Your instructions:
An exact reproduction of all the data is needed, with no images in it.
==== Recorded data ====
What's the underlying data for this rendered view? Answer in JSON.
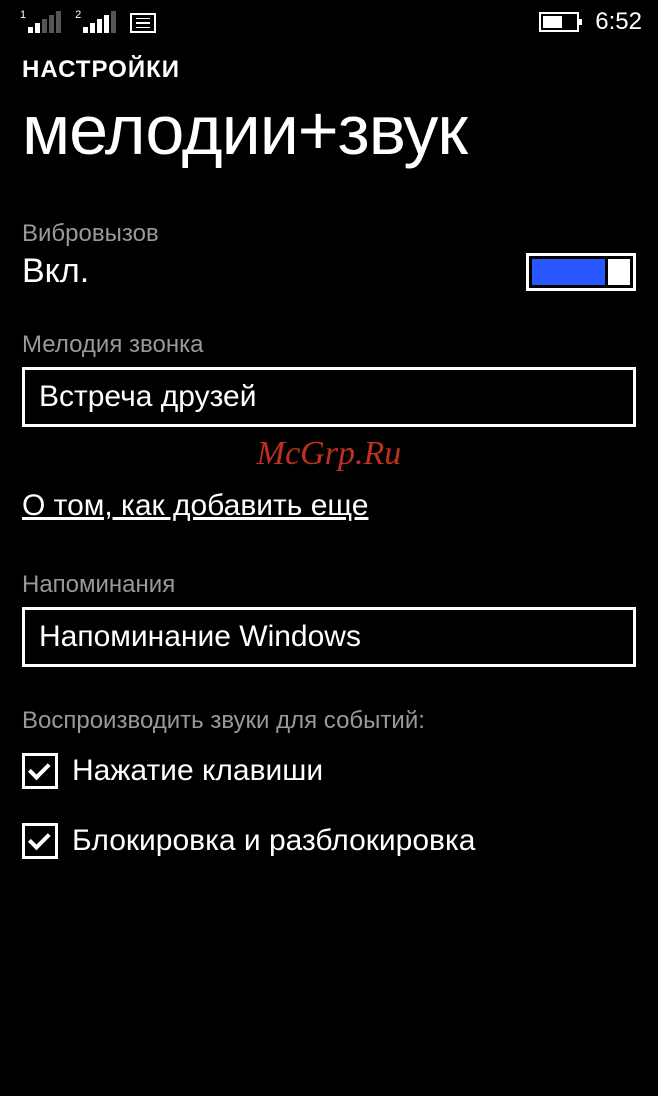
{
  "statusbar": {
    "sim1": "1",
    "sim2": "2",
    "time": "6:52"
  },
  "breadcrumb": "НАСТРОЙКИ",
  "title": "мелодии+звук",
  "vibrate": {
    "label": "Вибровызов",
    "value": "Вкл."
  },
  "ringtone": {
    "label": "Мелодия звонка",
    "value": "Встреча друзей"
  },
  "watermark": "McGrp.Ru",
  "add_more_link": "О том, как добавить еще",
  "reminders": {
    "label": "Напоминания",
    "value": "Напоминание Windows"
  },
  "events": {
    "header": "Воспроизводить звуки для событий:",
    "keypress": "Нажатие клавиши",
    "lock": "Блокировка и разблокировка"
  }
}
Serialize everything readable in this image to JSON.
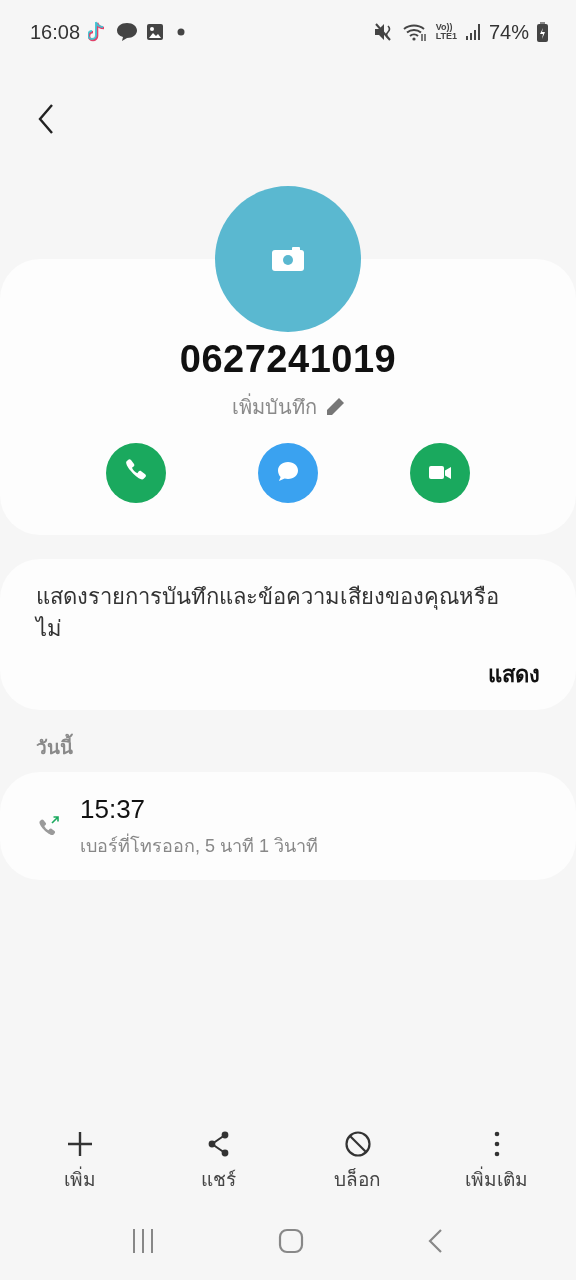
{
  "status_bar": {
    "time": "16:08",
    "network_top": "Vo))",
    "network_bottom": "LTE1",
    "battery": "74%"
  },
  "contact": {
    "number": "0627241019",
    "note_placeholder": "เพิ่มบันทึก",
    "actions": [
      {
        "kind": "call",
        "color": "#1aa95e"
      },
      {
        "kind": "message",
        "color": "#3aa2f0"
      },
      {
        "kind": "video",
        "color": "#1aa95e"
      }
    ]
  },
  "prompt": {
    "text": "แสดงรายการบันทึกและข้อความเสียงของคุณหรือไม่",
    "button": "แสดง"
  },
  "history": {
    "heading": "วันนี้",
    "calls": [
      {
        "kind": "outgoing",
        "time": "15:37",
        "detail": "เบอร์ที่โทรออก, 5 นาที 1 วินาที"
      }
    ]
  },
  "toolbar": [
    {
      "kind": "add",
      "label": "เพิ่ม"
    },
    {
      "kind": "share",
      "label": "แชร์"
    },
    {
      "kind": "block",
      "label": "บล็อก"
    },
    {
      "kind": "more",
      "label": "เพิ่มเติม"
    }
  ]
}
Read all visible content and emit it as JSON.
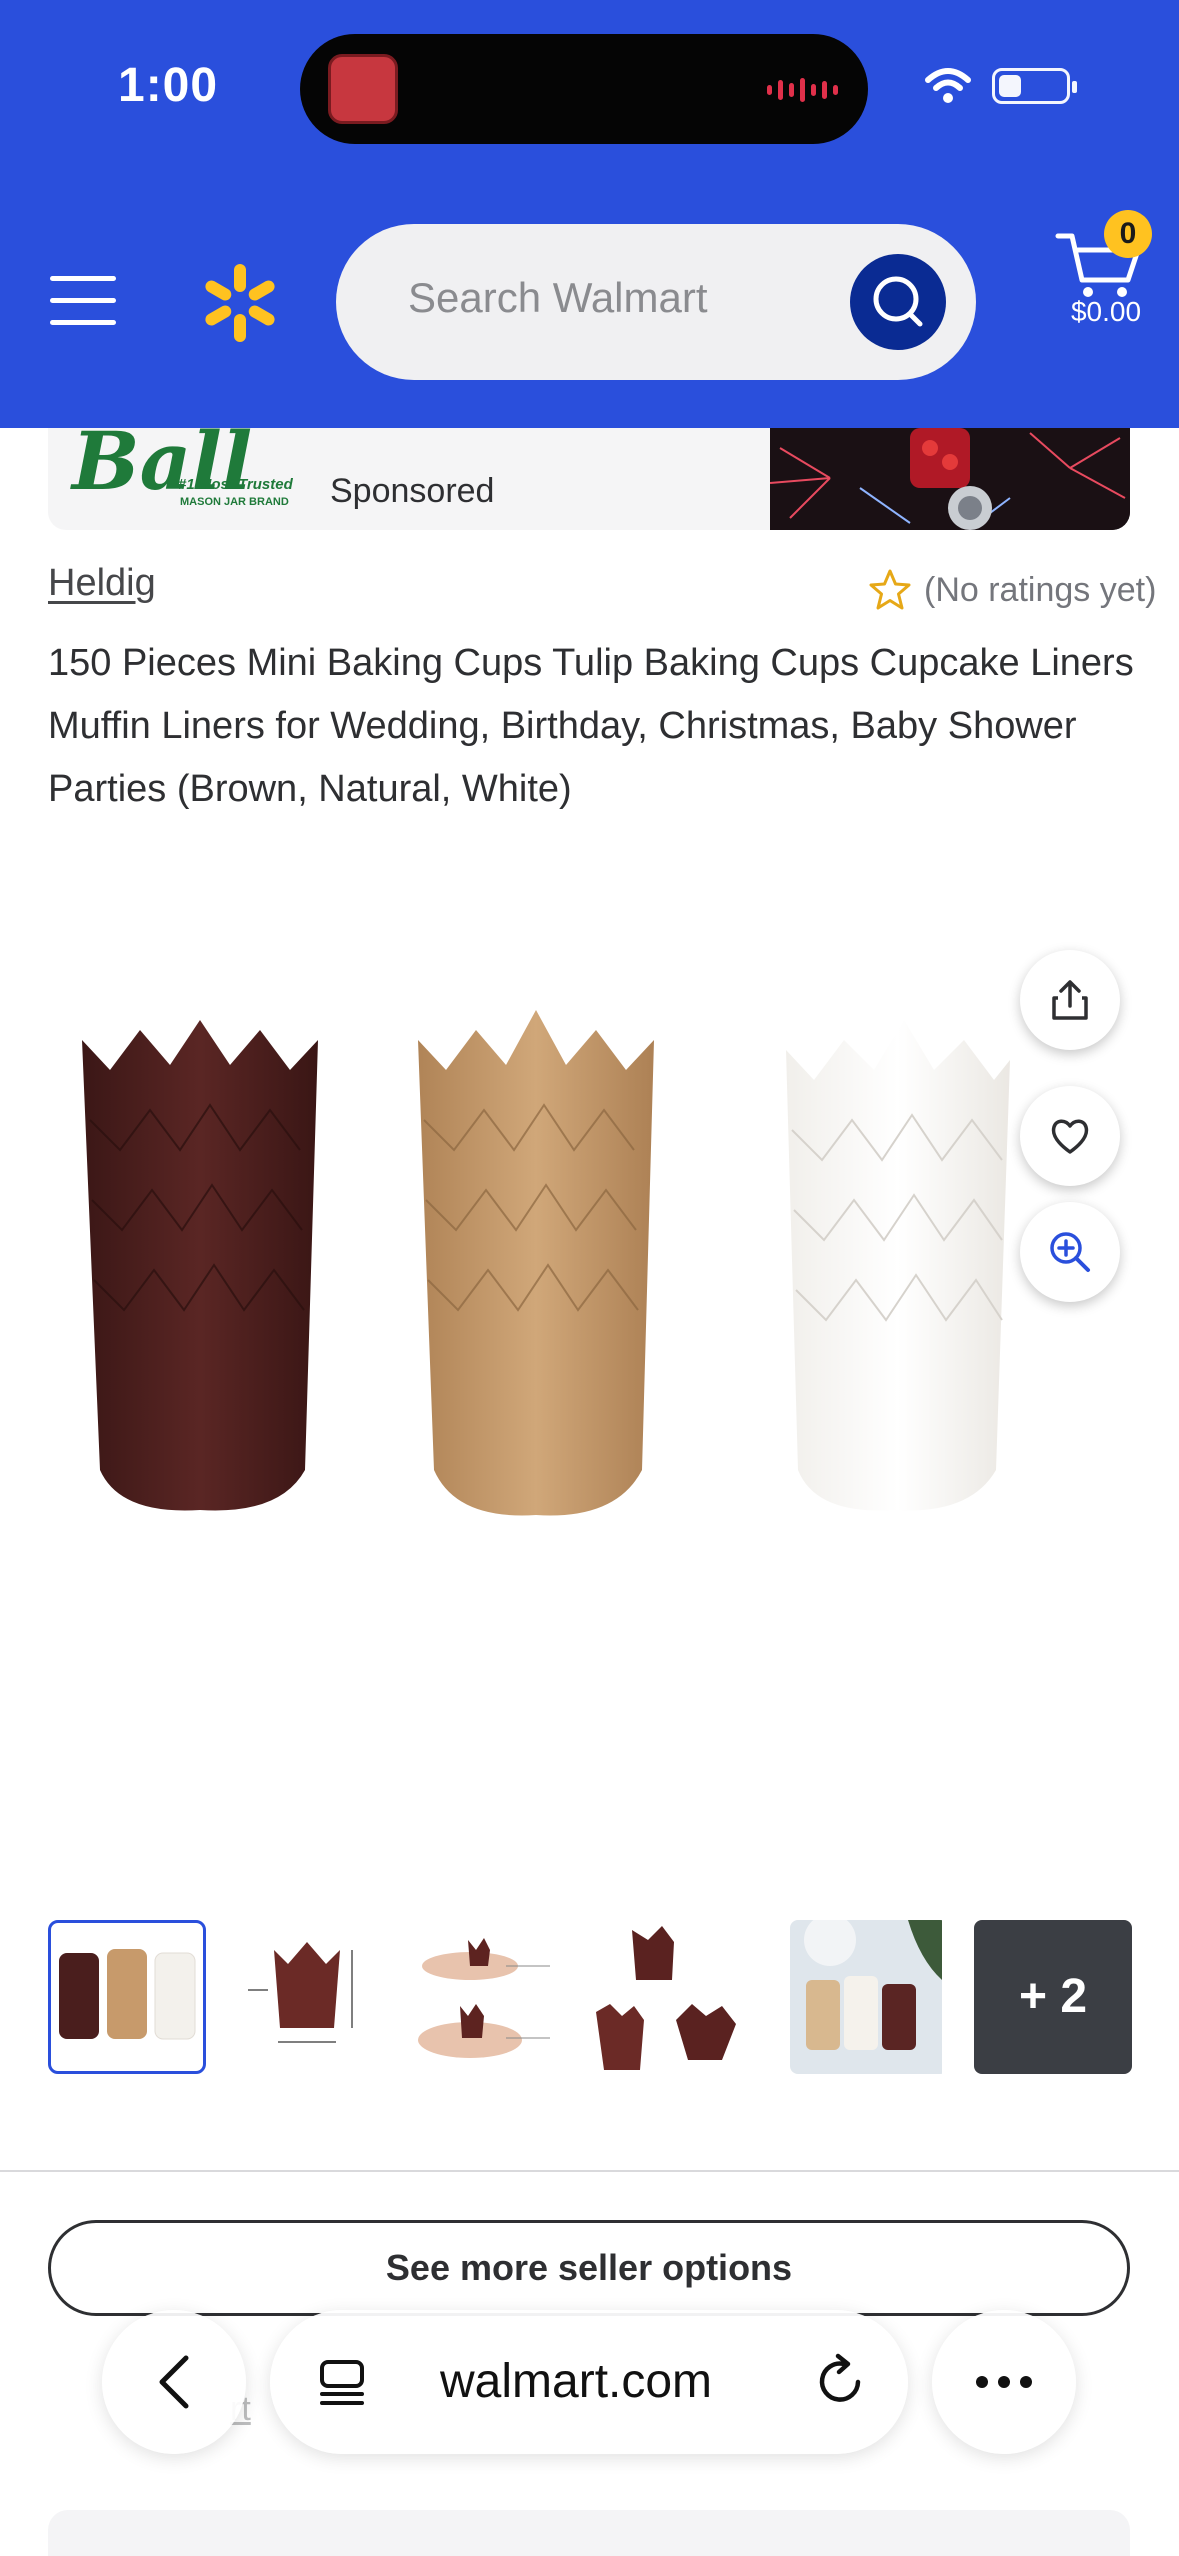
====
Answer:
What's the underlying data for this rendered view? Answer in JSON.
{
  "statusbar": {
    "sim1": "1",
    "sim2": "2",
    "time": "6:52"
  },
  "breadcrumb": "НАСТРОЙКИ",
  "title": "мелодии+звук",
  "vibrate": {
    "label": "Вибровызов",
    "value": "Вкл."
  },
  "ringtone": {
    "label": "Мелодия звонка",
    "value": "Встреча друзей"
  },
  "watermark": "McGrp.Ru",
  "add_more_link": "О том, как добавить еще",
  "reminders": {
    "label": "Напоминания",
    "value": "Напоминание Windows"
  },
  "events": {
    "header": "Воспроизводить звуки для событий:",
    "keypress": "Нажатие клавиши",
    "lock": "Блокировка и разблокировка"
  }
}
Serialize everything readable in this image to JSON.
{
  "status_bar": {
    "time": "16:08",
    "network_top": "Vo))",
    "network_bottom": "LTE1",
    "battery": "74%"
  },
  "contact": {
    "number": "0627241019",
    "note_placeholder": "เพิ่มบันทึก",
    "actions": [
      {
        "kind": "call",
        "color": "#1aa95e"
      },
      {
        "kind": "message",
        "color": "#3aa2f0"
      },
      {
        "kind": "video",
        "color": "#1aa95e"
      }
    ]
  },
  "prompt": {
    "text": "แสดงรายการบันทึกและข้อความเสียงของคุณหรือไม่",
    "button": "แสดง"
  },
  "history": {
    "heading": "วันนี้",
    "calls": [
      {
        "kind": "outgoing",
        "time": "15:37",
        "detail": "เบอร์ที่โทรออก, 5 นาที 1 วินาที"
      }
    ]
  },
  "toolbar": [
    {
      "kind": "add",
      "label": "เพิ่ม"
    },
    {
      "kind": "share",
      "label": "แชร์"
    },
    {
      "kind": "block",
      "label": "บล็อก"
    },
    {
      "kind": "more",
      "label": "เพิ่มเติม"
    }
  ]
}
Read all visible content and emit it as JSON.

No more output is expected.